The Massachusetts Noncompetition Agreement Act (the “Noncompete Act”) significantly altered the law governing the enforcement of noncompetition agreements in the Commonwealth. But until ambiguities in the Noncompete Act are resolved by courts, we cannot be confident as to just how sweeping the changes are. Even the seemingly simple question of whether an agreement is governed by the Noncompete Act may prove difficult to answer because of its ambiguities.
The simple answer is that the Noncompete Act applies to every (1) noncompetition agreement (2) governed by Massachusetts law, (3) between an employer and an employee or independent contractor, (4) which the parties signed on or after October 1, 2018. But the simple answer masks several ambiguities that courts will have to address and resolve.
The Noncompete Act is fairly clear as to what constitutes a noncompetition agreement, which it defines as “an agreement between an employer and an employee, or otherwise arising out of an existing or anticipated employment relationship, under which the employee or expected employee agrees that he or she will not engage in certain specified activities competitive with his or her employer after the employment relationship has ended.” M.G.L. c. 149, § 24L(a). The Noncompete Act specifies that the following agreements are not noncompetition agreements:

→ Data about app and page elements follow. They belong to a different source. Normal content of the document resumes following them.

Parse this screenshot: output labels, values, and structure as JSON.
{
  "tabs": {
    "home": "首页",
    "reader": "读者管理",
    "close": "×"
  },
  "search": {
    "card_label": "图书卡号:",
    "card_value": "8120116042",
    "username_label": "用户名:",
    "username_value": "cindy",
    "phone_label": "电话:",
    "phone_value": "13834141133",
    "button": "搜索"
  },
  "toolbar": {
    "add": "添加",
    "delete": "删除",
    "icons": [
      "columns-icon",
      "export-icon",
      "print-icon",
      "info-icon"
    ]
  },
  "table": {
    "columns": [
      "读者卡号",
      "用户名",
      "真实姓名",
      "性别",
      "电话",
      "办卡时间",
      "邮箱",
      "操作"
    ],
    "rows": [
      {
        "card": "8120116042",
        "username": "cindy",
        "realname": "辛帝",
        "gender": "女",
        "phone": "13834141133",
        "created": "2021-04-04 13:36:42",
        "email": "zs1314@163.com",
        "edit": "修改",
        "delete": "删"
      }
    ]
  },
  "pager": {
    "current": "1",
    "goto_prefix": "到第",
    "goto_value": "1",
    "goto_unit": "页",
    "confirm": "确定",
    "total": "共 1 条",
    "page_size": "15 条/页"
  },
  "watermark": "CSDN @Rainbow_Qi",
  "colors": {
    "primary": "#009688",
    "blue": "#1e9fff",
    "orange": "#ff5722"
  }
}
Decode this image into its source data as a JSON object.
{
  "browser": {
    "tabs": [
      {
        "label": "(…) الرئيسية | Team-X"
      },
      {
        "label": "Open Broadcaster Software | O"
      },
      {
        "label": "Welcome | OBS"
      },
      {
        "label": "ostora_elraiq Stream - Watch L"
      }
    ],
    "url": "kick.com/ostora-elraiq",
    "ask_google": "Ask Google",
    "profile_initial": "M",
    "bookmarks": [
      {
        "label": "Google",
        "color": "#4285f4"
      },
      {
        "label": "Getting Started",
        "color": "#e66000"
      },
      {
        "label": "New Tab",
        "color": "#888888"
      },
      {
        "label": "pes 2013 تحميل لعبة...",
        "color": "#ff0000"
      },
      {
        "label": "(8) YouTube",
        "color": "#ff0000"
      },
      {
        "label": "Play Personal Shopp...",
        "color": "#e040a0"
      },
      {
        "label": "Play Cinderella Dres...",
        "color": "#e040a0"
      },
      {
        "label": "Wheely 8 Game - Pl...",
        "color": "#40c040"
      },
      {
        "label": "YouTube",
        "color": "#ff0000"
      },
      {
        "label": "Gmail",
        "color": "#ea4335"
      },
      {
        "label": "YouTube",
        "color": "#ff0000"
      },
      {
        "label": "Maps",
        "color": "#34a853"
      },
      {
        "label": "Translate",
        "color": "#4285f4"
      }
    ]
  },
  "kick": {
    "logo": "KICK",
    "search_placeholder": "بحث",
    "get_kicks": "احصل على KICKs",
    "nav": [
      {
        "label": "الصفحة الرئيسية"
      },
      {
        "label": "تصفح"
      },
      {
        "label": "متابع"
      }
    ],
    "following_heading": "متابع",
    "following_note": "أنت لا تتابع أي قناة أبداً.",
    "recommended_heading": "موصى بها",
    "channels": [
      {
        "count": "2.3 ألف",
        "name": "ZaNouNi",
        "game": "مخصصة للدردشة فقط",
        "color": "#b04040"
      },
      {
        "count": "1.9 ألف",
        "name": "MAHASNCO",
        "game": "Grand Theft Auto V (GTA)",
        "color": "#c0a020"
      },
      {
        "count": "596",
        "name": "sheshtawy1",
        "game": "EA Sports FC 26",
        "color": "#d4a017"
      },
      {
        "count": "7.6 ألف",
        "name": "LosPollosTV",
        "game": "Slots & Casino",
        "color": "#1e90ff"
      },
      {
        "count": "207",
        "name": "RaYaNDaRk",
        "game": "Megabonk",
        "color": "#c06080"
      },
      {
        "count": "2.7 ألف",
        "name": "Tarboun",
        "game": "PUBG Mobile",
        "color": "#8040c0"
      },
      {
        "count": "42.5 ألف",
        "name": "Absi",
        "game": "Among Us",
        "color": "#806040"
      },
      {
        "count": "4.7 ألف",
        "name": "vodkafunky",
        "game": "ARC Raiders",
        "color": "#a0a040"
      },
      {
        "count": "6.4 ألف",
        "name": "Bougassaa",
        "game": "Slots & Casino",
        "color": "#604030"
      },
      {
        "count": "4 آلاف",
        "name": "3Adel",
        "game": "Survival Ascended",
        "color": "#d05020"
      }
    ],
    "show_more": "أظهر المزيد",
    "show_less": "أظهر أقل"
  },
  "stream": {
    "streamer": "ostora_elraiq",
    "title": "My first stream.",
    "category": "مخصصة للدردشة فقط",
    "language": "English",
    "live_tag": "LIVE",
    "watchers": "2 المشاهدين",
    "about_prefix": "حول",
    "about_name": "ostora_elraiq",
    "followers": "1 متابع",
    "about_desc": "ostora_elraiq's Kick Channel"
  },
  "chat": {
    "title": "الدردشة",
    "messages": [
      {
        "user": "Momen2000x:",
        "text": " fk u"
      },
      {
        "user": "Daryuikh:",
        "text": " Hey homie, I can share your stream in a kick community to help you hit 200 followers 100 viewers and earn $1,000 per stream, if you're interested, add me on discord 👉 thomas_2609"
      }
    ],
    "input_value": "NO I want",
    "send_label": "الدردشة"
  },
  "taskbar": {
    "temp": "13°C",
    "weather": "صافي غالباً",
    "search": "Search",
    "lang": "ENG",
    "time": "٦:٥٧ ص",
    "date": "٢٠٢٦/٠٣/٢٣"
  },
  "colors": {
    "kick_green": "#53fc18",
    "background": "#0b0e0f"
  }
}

(i) . . . covenants not to solicit or hire employees of the employer;
(ii) covenants not to solicit or transact business with customers, clients, or vendors of the employer;
(iii) noncompetition agreements made in connection with the sale of a business entity or substantially all of the operating assets of a business entity or partnership, or otherwise disposing of the ownership interest of a business entity or partnership, or division or subsidiary thereof, when the party restricted by the noncompetition agreement is a significant owner of, or member or partner in, the business entity who will receive significant consideration or benefit from the sale or disposal;
(iv) noncompetition agreements outside of an employment relationship;
(v) forfeiture agreements;
(vi) nondisclosure or confidentiality agreements;
(vii) invention assignment agreements;
(viii) garden leave clauses;
(ix) noncompetition agreements made in connection with the cessation of or separation from employment if the employee is expressly given seven business days to rescind acceptance; or
(x) agreements by which an employee agrees to not reapply for employment to the same employer after termination of the employee.
Parties that fail to follow the letter of the statute but believe that the agreement falls into one of these exceptions may be surprised to find out that their agreement is ultimately subject to the Noncompete Act. For example, the Noncompete Act appears to exempt noncompetition provisions in separation or severance agreements. But does the statutory exemption only apply if the employee is “expressly given seven business days to rescind the agreement”? Presumably, but not necessarily, this means that if the severance or separation agreement does not state on its face the employee has seven business days to rescind acceptance, the agreement is a noncompetition agreement subject to the Noncompete Act, or at least certain provisions of the statute. For example, to be enforceable, the noncompetition agreement would have to be supported by a garden leave clause or other mutually agreed-upon consideration recited in the agreement, but the requirement that the agreement be supported by “fair and reasonable consideration” would not be applicable. The reasonableness requirements would apply, as would the prohibition against enforcing noncompetes against various categories of workers, but the notice requirements and the requirements that the agreement be in writing and signed by the employer and employee would not apply.
A noncompetition agreement is subject to the Noncompete Act only if it is governed by Massachusetts law, that is, if in litigation a court would apply Massachusetts law, as opposed to that of some other state, to determine whether the agreement is enforceable. Whether the suit is brought in a Massachusetts court or a court outside Massachusetts may prove to be determinative, but here I focus only on lawsuits pending in Massachusetts, and assume that the agreement was entered into on or after October 1, 2018, and therefore might be subject to the Noncompete Act. There are three possible postures to consider.
As noted above, the definition of “noncompetition agreement” in the Noncompete Act limits the term to agreements between employers and employees. M.G.L. c. 149, § 24L(a). However, the Noncompete Act defines “employees” as including both employees and independent contractors, as defined at M.G.L. c. 149, § 148B. Although unlikely to be an issue often, this ambiguity is worth flagging.
The Noncompete Act only applies to noncompetition agreements entered into on or after October 1, 2018. This seems simple enough. But it raises a question: if a noncompetition agreement is originally signed prior to October 1, 2018, but amended by the employee and employee after October 1, 2018, is it subject to the Noncompete Act? If the amendment changes material terms of the noncompetition agreement or is signed in connection with a material change in employment, including a significant promotion or other change in job responsibilities, courts may well conclude the amendment constitutes a new agreement. The new agreement would be subject to the Noncompete Act, and thus the enforceability of the noncompetition agreement would be determined by the considerably more stringent factors set forth in the statute than the pre-statute common law.
All of these factors underscore that the Noncompete Act is not as clear as it could be, and its future impact and import will be governed by the litigation that is sure to come. If you need assistance with negotiating or litigating about a noncompete agreement, contact John Bauer for assistance.